**About this task**: Leave out the pictures and give back all the entries exactly as written.

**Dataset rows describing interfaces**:
==*==

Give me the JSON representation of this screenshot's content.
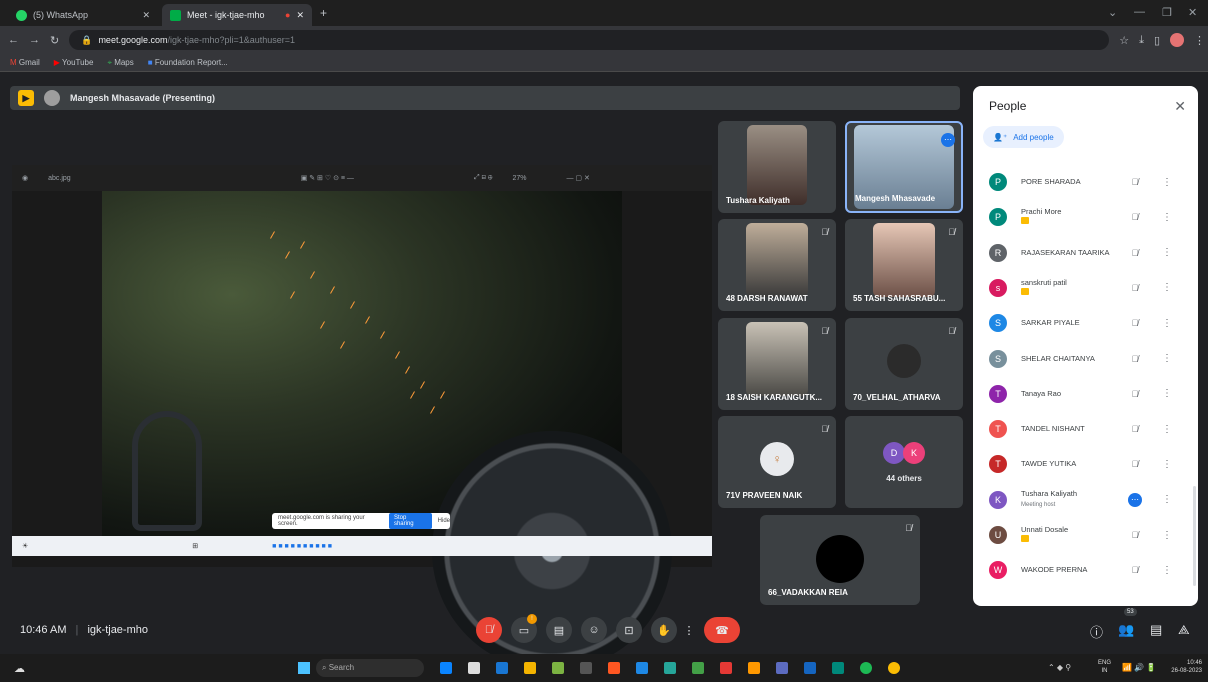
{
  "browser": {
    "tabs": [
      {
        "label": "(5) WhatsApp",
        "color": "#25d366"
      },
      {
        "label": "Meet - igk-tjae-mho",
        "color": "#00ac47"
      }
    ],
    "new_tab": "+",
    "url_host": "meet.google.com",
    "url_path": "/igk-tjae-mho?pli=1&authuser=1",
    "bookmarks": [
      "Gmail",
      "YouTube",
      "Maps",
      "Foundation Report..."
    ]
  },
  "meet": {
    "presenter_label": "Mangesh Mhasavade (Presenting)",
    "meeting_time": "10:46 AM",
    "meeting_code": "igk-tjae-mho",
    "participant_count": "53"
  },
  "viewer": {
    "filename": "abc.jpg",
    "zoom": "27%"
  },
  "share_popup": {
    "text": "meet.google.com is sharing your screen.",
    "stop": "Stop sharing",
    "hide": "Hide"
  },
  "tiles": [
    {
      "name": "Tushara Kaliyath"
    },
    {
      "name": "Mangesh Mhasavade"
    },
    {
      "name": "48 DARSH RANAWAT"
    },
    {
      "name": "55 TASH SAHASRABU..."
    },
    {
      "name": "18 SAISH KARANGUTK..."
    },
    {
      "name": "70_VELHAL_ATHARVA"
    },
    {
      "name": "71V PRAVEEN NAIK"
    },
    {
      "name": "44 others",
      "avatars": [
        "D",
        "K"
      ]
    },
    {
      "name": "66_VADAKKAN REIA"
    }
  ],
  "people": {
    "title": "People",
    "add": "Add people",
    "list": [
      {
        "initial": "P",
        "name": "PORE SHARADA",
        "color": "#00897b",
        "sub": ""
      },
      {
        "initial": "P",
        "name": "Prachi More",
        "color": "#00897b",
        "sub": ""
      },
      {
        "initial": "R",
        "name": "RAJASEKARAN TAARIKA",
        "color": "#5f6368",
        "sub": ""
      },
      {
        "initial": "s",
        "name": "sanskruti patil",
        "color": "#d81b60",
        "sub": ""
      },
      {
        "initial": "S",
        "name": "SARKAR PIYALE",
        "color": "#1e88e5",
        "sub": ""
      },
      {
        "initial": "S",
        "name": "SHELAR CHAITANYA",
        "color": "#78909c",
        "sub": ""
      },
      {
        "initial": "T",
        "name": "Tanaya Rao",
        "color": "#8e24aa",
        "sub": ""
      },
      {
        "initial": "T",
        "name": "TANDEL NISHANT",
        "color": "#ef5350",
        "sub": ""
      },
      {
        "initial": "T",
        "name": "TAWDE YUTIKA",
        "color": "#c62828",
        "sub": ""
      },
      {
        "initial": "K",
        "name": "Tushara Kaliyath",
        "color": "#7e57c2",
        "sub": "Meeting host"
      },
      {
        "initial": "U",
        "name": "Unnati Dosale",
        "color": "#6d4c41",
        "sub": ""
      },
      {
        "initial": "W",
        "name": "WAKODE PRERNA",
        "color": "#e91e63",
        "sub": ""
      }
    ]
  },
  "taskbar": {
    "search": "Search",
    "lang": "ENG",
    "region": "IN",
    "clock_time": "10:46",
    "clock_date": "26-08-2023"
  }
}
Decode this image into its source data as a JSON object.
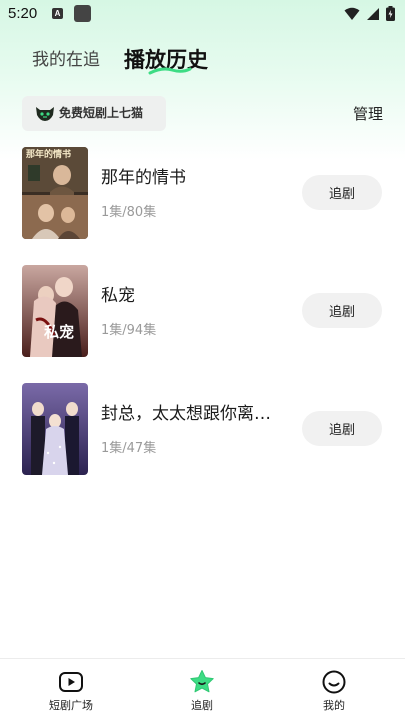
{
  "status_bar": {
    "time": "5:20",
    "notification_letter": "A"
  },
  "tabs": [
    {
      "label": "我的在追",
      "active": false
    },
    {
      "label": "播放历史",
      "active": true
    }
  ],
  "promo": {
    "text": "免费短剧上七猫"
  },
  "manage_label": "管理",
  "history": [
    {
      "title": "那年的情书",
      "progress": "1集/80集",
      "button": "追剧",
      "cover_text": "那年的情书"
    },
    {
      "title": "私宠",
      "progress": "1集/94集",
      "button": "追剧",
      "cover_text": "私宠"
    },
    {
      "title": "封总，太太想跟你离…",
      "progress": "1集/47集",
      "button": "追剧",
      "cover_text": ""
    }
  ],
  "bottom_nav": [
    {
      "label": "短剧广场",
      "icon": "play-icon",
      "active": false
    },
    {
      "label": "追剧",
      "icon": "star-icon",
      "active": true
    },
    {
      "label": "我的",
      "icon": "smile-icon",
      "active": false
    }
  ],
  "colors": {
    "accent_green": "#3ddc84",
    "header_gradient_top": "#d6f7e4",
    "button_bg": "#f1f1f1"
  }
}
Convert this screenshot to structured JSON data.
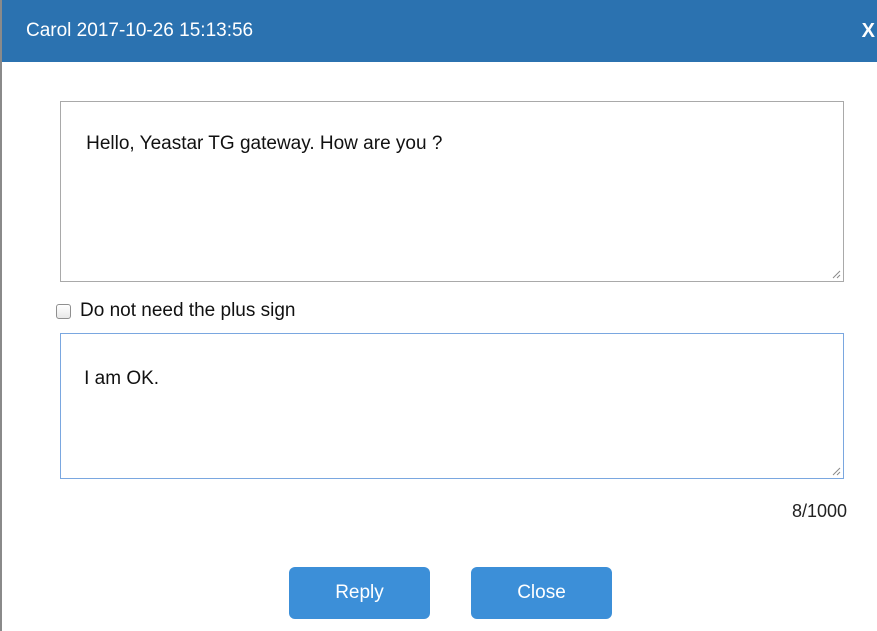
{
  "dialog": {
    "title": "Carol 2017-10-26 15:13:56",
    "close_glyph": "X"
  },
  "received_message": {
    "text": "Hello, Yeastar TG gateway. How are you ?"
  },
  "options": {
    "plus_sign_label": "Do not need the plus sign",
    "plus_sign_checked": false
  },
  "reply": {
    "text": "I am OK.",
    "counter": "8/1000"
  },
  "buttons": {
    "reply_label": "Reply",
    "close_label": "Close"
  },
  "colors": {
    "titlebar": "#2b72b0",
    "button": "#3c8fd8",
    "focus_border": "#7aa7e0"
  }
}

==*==

**Exercise output**:
Give me the JSON representation of this screenshot's content.
{
  "browser": {
    "tabs": [
      {
        "label": "(5) WhatsApp",
        "color": "#25d366"
      },
      {
        "label": "Meet - igk-tjae-mho",
        "color": "#00ac47"
      }
    ],
    "new_tab": "+",
    "url_host": "meet.google.com",
    "url_path": "/igk-tjae-mho?pli=1&authuser=1",
    "bookmarks": [
      "Gmail",
      "YouTube",
      "Maps",
      "Foundation Report..."
    ]
  },
  "meet": {
    "presenter_label": "Mangesh Mhasavade (Presenting)",
    "meeting_time": "10:46 AM",
    "meeting_code": "igk-tjae-mho",
    "participant_count": "53"
  },
  "viewer": {
    "filename": "abc.jpg",
    "zoom": "27%"
  },
  "share_popup": {
    "text": "meet.google.com is sharing your screen.",
    "stop": "Stop sharing",
    "hide": "Hide"
  },
  "tiles": [
    {
      "name": "Tushara Kaliyath"
    },
    {
      "name": "Mangesh Mhasavade"
    },
    {
      "name": "48 DARSH RANAWAT"
    },
    {
      "name": "55 TASH SAHASRABU..."
    },
    {
      "name": "18 SAISH KARANGUTK..."
    },
    {
      "name": "70_VELHAL_ATHARVA"
    },
    {
      "name": "71V PRAVEEN NAIK"
    },
    {
      "name": "44 others",
      "avatars": [
        "D",
        "K"
      ]
    },
    {
      "name": "66_VADAKKAN REIA"
    }
  ],
  "people": {
    "title": "People",
    "add": "Add people",
    "list": [
      {
        "initial": "P",
        "name": "PORE SHARADA",
        "color": "#00897b",
        "sub": ""
      },
      {
        "initial": "P",
        "name": "Prachi More",
        "color": "#00897b",
        "sub": ""
      },
      {
        "initial": "R",
        "name": "RAJASEKARAN TAARIKA",
        "color": "#5f6368",
        "sub": ""
      },
      {
        "initial": "s",
        "name": "sanskruti patil",
        "color": "#d81b60",
        "sub": ""
      },
      {
        "initial": "S",
        "name": "SARKAR PIYALE",
        "color": "#1e88e5",
        "sub": ""
      },
      {
        "initial": "S",
        "name": "SHELAR CHAITANYA",
        "color": "#78909c",
        "sub": ""
      },
      {
        "initial": "T",
        "name": "Tanaya Rao",
        "color": "#8e24aa",
        "sub": ""
      },
      {
        "initial": "T",
        "name": "TANDEL NISHANT",
        "color": "#ef5350",
        "sub": ""
      },
      {
        "initial": "T",
        "name": "TAWDE YUTIKA",
        "color": "#c62828",
        "sub": ""
      },
      {
        "initial": "K",
        "name": "Tushara Kaliyath",
        "color": "#7e57c2",
        "sub": "Meeting host"
      },
      {
        "initial": "U",
        "name": "Unnati Dosale",
        "color": "#6d4c41",
        "sub": ""
      },
      {
        "initial": "W",
        "name": "WAKODE PRERNA",
        "color": "#e91e63",
        "sub": ""
      }
    ]
  },
  "taskbar": {
    "search": "Search",
    "lang": "ENG",
    "region": "IN",
    "clock_time": "10:46",
    "clock_date": "26-08-2023"
  }
}
Decode this image into its source data as a JSON object.
{
  "status_bar": {
    "time": "5:20",
    "notification_letter": "A"
  },
  "tabs": [
    {
      "label": "我的在追",
      "active": false
    },
    {
      "label": "播放历史",
      "active": true
    }
  ],
  "promo": {
    "text": "免费短剧上七猫"
  },
  "manage_label": "管理",
  "history": [
    {
      "title": "那年的情书",
      "progress": "1集/80集",
      "button": "追剧",
      "cover_text": "那年的情书"
    },
    {
      "title": "私宠",
      "progress": "1集/94集",
      "button": "追剧",
      "cover_text": "私宠"
    },
    {
      "title": "封总，太太想跟你离…",
      "progress": "1集/47集",
      "button": "追剧",
      "cover_text": ""
    }
  ],
  "bottom_nav": [
    {
      "label": "短剧广场",
      "icon": "play-icon",
      "active": false
    },
    {
      "label": "追剧",
      "icon": "star-icon",
      "active": true
    },
    {
      "label": "我的",
      "icon": "smile-icon",
      "active": false
    }
  ],
  "colors": {
    "accent_green": "#3ddc84",
    "header_gradient_top": "#d6f7e4",
    "button_bg": "#f1f1f1"
  }
}
Convert this screenshot to structured JSON data.
{
  "dialog": {
    "title": "Carol 2017-10-26 15:13:56",
    "close_glyph": "X"
  },
  "received_message": {
    "text": "Hello, Yeastar TG gateway. How are you ?"
  },
  "options": {
    "plus_sign_label": "Do not need the plus sign",
    "plus_sign_checked": false
  },
  "reply": {
    "text": "I am OK.",
    "counter": "8/1000"
  },
  "buttons": {
    "reply_label": "Reply",
    "close_label": "Close"
  },
  "colors": {
    "titlebar": "#2b72b0",
    "button": "#3c8fd8",
    "focus_border": "#7aa7e0"
  }
}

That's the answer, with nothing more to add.